It leads The Early Show resident veterinarian, Dr. Debbye Turner to wonder, are they barking up the wrong tree?
Marjorie Dye freely admits she's had some work done. And as far as she's concerned, what's good for her is good for her dog, Bodie.
Laughing she says, "I figured, if I could do it (and mine was more severe) I'm sure it wouldn't be a problem for him."
Bodie had what she called a relaxed lower lip, which caused him to drool constantly.
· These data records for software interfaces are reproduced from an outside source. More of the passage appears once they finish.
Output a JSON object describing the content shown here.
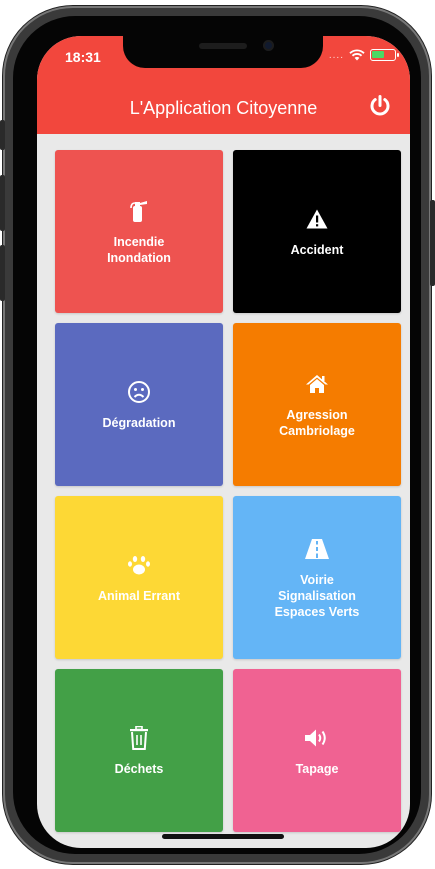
{
  "status_bar": {
    "time": "18:31",
    "dots": "....",
    "battery_color": "#4cd964"
  },
  "header": {
    "title": "L'Application Citoyenne",
    "background": "#f2473d",
    "power_icon": "power-icon"
  },
  "tiles": [
    {
      "label": "Incendie\nInondation",
      "color": "#ee5350",
      "icon": "fire-extinguisher-icon"
    },
    {
      "label": "Accident",
      "color": "#000000",
      "icon": "warning-icon"
    },
    {
      "label": "Dégradation",
      "color": "#5b6abf",
      "icon": "sad-face-icon"
    },
    {
      "label": "Agression\nCambriolage",
      "color": "#f57c00",
      "icon": "home-icon"
    },
    {
      "label": "Animal Errant",
      "color": "#fdd835",
      "icon": "paw-icon"
    },
    {
      "label": "Voirie\nSignalisation\nEspaces Verts",
      "color": "#64b5f6",
      "icon": "road-icon"
    },
    {
      "label": "Déchets",
      "color": "#43a047",
      "icon": "trash-icon"
    },
    {
      "label": "Tapage",
      "color": "#f06292",
      "icon": "volume-icon"
    }
  ]
}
Solution: Cosmetic surgery.
Board certified veterinary surgeon Dr. Alan Shulman fixed up Bodie.
He performs a number of appearance-enhancing procedures on pets, such as facelifts and breast reductions.
But Shulman insists he won't nip and tuck the four-legged friends for beauty's sake alone.
"You really need a good, ethical veterinary surgeon to know where that line is," Shulman says. "It is, I believe, inappropriate to go ahead and do truly cosmetic procedures on animals that have nothing to do with the animal's medical benefit."
But that doesn't stop his clients from asking.
"Certainly, we get people who are coming in asking for botox and collagen for their animals," Shulman says. "If it's going to happen anywhere in the United States, it's going to happen here" in southern California, where plastic surgery is hardly rare. So you might expect a nip or tuck on dogs.
One Los Angeles community, however, is trying to ban some pet plastic surgeries.
West Hollywood City Councilman John Duran got a bill passed banning de-clawing.
"We went after what I consider the most outrageous act which, is the declawing of cats," he says. "We consider that act of de-clawing cats to be a form of animal cruelty."
The California Veterinary Medical Association takes issue with his efforts and has filed a lawsuit.